WASHINGTON -- Bush administration officials warned that the regime of Iraqi President Saddam Hussein appears poised to launch a new offensive against Shiite civilians and insurgent forces in southern Iraq, and said Washington may take military steps to stop the internal repression.
Officials at the State and Defense departments yesterday reported a steep rise in Iraqi air activity in the south and a steady increase in the concentration of tanks, troops and weapons near population centers.
"They could potentially start in the next few days," said a senior Bush administration official. "They have the capability to start a major portion at any time now. They've got all the assets in place."
Any U.S. military action would come under authority of United Nations Security Council Resolution 687, which permits members of the allied coalition that launched Operation Desert Storm in 1991 to enforce the cease-fire accords signed with Iraq. U.N. Resolution 688 prohibits Iraq from engaging in "repression" of its civilian population.

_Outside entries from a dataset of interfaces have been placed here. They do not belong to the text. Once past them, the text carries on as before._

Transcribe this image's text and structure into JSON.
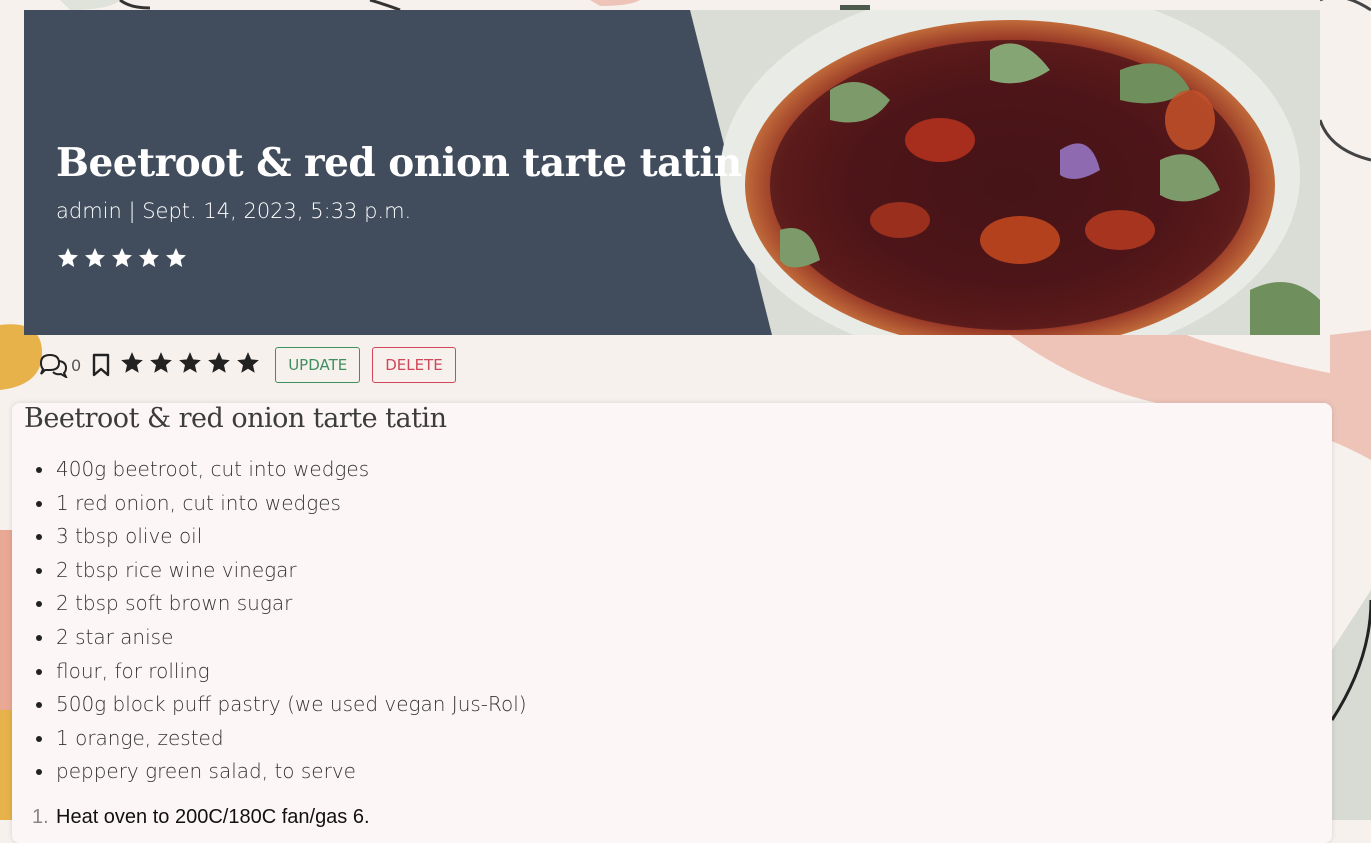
{
  "recipe": {
    "title": "Beetroot & red onion tarte tatin",
    "meta": "admin | Sept. 14, 2023, 5:33 p.m.",
    "hero_rating_stars": 5,
    "comment_count": "0",
    "user_rating_stars": 5,
    "update_label": "UPDATE",
    "delete_label": "DELETE",
    "card_title": "Beetroot & red onion tarte tatin",
    "ingredients": [
      "400g beetroot, cut into wedges",
      "1 red onion, cut into wedges",
      "3 tbsp olive oil",
      "2 tbsp rice wine vinegar",
      "2 tbsp soft brown sugar",
      "2 star anise",
      "flour, for rolling",
      "500g block puff pastry (we used vegan Jus-Rol)",
      "1 orange, zested",
      "peppery green salad, to serve"
    ],
    "method": [
      {
        "number": "1.",
        "text": "Heat oven to 200C/180C fan/gas 6."
      }
    ]
  },
  "icons": {
    "comment": "comments-icon",
    "bookmark": "bookmark-icon",
    "star": "star-icon"
  },
  "colors": {
    "hero_bg": "#414d5c",
    "update": "#3f8f5e",
    "delete": "#d0465a",
    "card_bg": "#fcf7f6",
    "page_bg": "#f7f1ee"
  }
}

Baghdad's moves in the south -- and the Bush administration's escalating rhetoric against the Baghdad regime -- come against the backdrop of persistent Iraqi harassment of international efforts to aid Iraq's Kurds in the north. Before the United Nations' Security Council earlier this week, a Dutch diplomat detailed Baghdad's "cruel treatment" of the Kurds in the north and revealed that in the south, Iraqi commanders have been ordered destroy Shiite villages and kill their occupants.